--- DIRECTIONS FOR THIS TASK ---
Each entry should be copied as it stands, leaving the pictures behind.

(Records from a collection)
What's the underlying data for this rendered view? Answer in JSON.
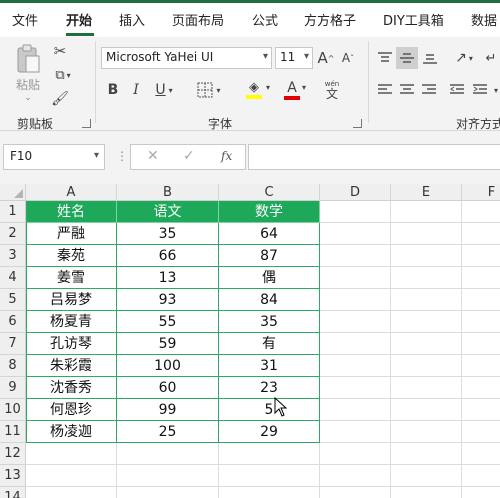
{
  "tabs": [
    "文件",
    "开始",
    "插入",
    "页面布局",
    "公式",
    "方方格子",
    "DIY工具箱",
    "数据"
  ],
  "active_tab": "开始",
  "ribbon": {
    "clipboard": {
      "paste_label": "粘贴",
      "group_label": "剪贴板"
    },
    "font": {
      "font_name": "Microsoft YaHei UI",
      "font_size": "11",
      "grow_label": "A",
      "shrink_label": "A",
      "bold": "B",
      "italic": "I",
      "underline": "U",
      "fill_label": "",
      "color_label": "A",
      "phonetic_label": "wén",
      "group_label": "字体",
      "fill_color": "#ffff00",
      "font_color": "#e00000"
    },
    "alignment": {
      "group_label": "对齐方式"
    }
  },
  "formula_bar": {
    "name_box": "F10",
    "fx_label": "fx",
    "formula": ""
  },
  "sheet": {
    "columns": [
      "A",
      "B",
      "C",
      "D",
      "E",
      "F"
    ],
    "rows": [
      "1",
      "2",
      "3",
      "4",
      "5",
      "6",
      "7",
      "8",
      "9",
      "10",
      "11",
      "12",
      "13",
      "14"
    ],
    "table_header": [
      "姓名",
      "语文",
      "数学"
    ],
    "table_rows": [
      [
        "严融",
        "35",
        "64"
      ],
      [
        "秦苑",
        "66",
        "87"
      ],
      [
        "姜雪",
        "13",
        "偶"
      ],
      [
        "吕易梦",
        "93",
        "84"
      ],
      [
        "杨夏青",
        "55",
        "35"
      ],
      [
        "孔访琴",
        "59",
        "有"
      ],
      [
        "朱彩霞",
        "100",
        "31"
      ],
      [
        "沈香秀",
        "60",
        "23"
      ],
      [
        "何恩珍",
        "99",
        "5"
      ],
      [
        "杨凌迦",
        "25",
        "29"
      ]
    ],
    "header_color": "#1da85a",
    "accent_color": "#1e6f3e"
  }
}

--- SOLUTION BELOW ---
What's the underlying data for this rendered view? Answer in JSON.
{
  "tabs": [
    "文件",
    "开始",
    "插入",
    "页面布局",
    "公式",
    "方方格子",
    "DIY工具箱",
    "数据"
  ],
  "active_tab": "开始",
  "ribbon": {
    "clipboard": {
      "paste_label": "粘贴",
      "group_label": "剪贴板"
    },
    "font": {
      "font_name": "Microsoft YaHei UI",
      "font_size": "11",
      "grow_label": "A",
      "shrink_label": "A",
      "bold": "B",
      "italic": "I",
      "underline": "U",
      "fill_label": "",
      "color_label": "A",
      "phonetic_label": "wén",
      "group_label": "字体",
      "fill_color": "#ffff00",
      "font_color": "#e00000"
    },
    "alignment": {
      "group_label": "对齐方式"
    }
  },
  "formula_bar": {
    "name_box": "F10",
    "fx_label": "fx",
    "formula": ""
  },
  "sheet": {
    "columns": [
      "A",
      "B",
      "C",
      "D",
      "E",
      "F"
    ],
    "rows": [
      "1",
      "2",
      "3",
      "4",
      "5",
      "6",
      "7",
      "8",
      "9",
      "10",
      "11",
      "12",
      "13",
      "14"
    ],
    "table_header": [
      "姓名",
      "语文",
      "数学"
    ],
    "table_rows": [
      [
        "严融",
        "35",
        "64"
      ],
      [
        "秦苑",
        "66",
        "87"
      ],
      [
        "姜雪",
        "13",
        "偶"
      ],
      [
        "吕易梦",
        "93",
        "84"
      ],
      [
        "杨夏青",
        "55",
        "35"
      ],
      [
        "孔访琴",
        "59",
        "有"
      ],
      [
        "朱彩霞",
        "100",
        "31"
      ],
      [
        "沈香秀",
        "60",
        "23"
      ],
      [
        "何恩珍",
        "99",
        "5"
      ],
      [
        "杨凌迦",
        "25",
        "29"
      ]
    ],
    "header_color": "#1da85a",
    "accent_color": "#1e6f3e"
  }
}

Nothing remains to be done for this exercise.